program live as an audio-only presentation on our local cable TV channel (with a graphic of an
antique radio displayed on the screen as a listing of our programs rolled over it). I invited Mr. Foy to
be our guest for our 1999 Golden Age of Radio Marathon, and he happily accepted. At a scheduled
time, a nervous group of students gathered around the phone with prepared questions, we made
the call, and we were on the air! To this day I see or hear from students who remember this exciting
half-hour. One young lady even asked, "Mr. Foy, you're not available to be a prom date, are you?"
He got quite a laugh out of that! Of course, the students asked him to demonstrate his "Hi-yo
Silver" which he cheerfully did. We reprised this interview a few years later when our Golden Age
of Radio program went weekly on an East Texas FM station (KZQX) which streamed its
programming on the Internet. We received wonderful comments from listeners in many states.
When I retired from Carthage ISD in January 2010, our Golden Age of Radio program ended. For
the final program, I concluded with the 1999 performance of "Lum and Abner Meet the Lone
In the classroom I used Fred Foy's announcing as an example. Of course, we citizens of the United
States have various regional dialects. In East Texas alone there are several dialects native to the
area. Teaching announcing for radio and television is a challenge in any area, and a powerful voice
like Fred Foy's serves well for students to study. Many would chuckle and roll eyes at the
melodramatic tone of the narration of The Lone Ranger, but I always explained the program to the
students. "This was the style, and this program was huge! This style reached out and grabbed the
listener!" I'd tell them to listen to Mr. Foy. I usually told them, "He doesn't just say the words... He
sculpts them like a fine artist! His words have body and weight! You can feel them!" That was the
best way I could describe the quality and impact of Fred Foy's announcing style.
For the opening segment of our radio programs, Mr. Foy kindly gave us permission to use a

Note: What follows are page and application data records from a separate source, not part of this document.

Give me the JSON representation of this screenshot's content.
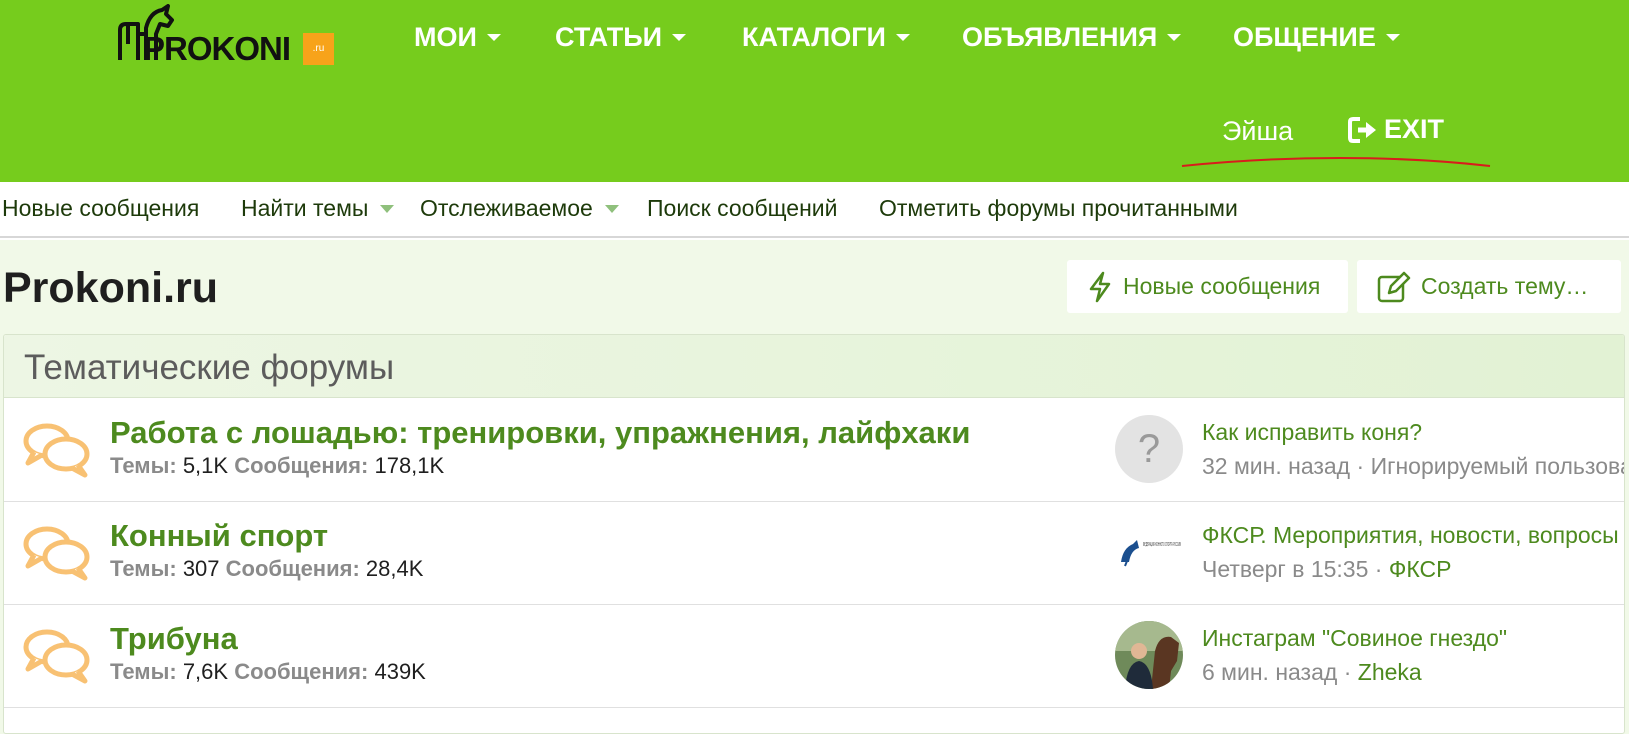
{
  "colors": {
    "header": "#76cc1d",
    "link": "#4d8a1e",
    "accent_orange": "#f7a31a",
    "forum_icon": "#f8c173"
  },
  "logo": {
    "brand": "PROKONI",
    "tld": ".ru"
  },
  "main_nav": [
    "МОИ",
    "СТАТЬИ",
    "КАТАЛОГИ",
    "ОБЪЯВЛЕНИЯ",
    "ОБЩЕНИЕ"
  ],
  "user": {
    "name": "Эйша",
    "exit_label": "EXIT"
  },
  "sub_nav": [
    "Новые сообщения",
    "Найти темы",
    "Отслеживаемое",
    "Поиск сообщений",
    "Отметить форумы прочитанными"
  ],
  "page": {
    "title": "Prokoni.ru",
    "new_posts_button": "Новые сообщения",
    "create_thread_button": "Создать тему…"
  },
  "category": {
    "title": "Тематические форумы"
  },
  "forums": [
    {
      "title": "Работа с лошадью: тренировки, упражнения, лайфхаки",
      "threads_label": "Темы:",
      "threads": "5,1K",
      "posts_label": "Сообщения:",
      "posts": "178,1K",
      "last_title": "Как исправить коня?",
      "last_time": "32 мин. назад",
      "last_user": "Игнорируемый пользователь",
      "avatar": "?"
    },
    {
      "title": "Конный спорт",
      "threads_label": "Темы:",
      "threads": "307",
      "posts_label": "Сообщения:",
      "posts": "28,4K",
      "last_title": "ФКСР. Мероприятия, новости, вопросы",
      "last_time": "Четверг в 15:35",
      "last_user": "ФКСР",
      "avatar": "ФЕДЕРАЦИЯ КОННОГО СПОРТА РОССИИ"
    },
    {
      "title": "Трибуна",
      "threads_label": "Темы:",
      "threads": "7,6K",
      "posts_label": "Сообщения:",
      "posts": "439K",
      "last_title": "Инстаграм \"Совиное гнездо\"",
      "last_time": "6 мин. назад",
      "last_user": "Zheka",
      "avatar": "photo"
    }
  ],
  "separator": "·"
}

recording of a phrase that is as identified with him as it is with The Lone Ranger: "Return with us
now to those thrilling days of yesteryear." He has left us now. He is part of yesteryear, but to those
who were honored to know and work with him he will always be part of our lives. The broadcasting
students who came through my classes and were able to speak with him by telephone certainly
remember. One of those students, Daron McDaniel (CHS-TV class of 2002), led the local KGAS
Radio News today with a heartfelt statement about the passing of Mr. Fred Foy, "one of the true
pioneers of radio and television."
- "Uncle Donnie" Pitchford
December 23, 2010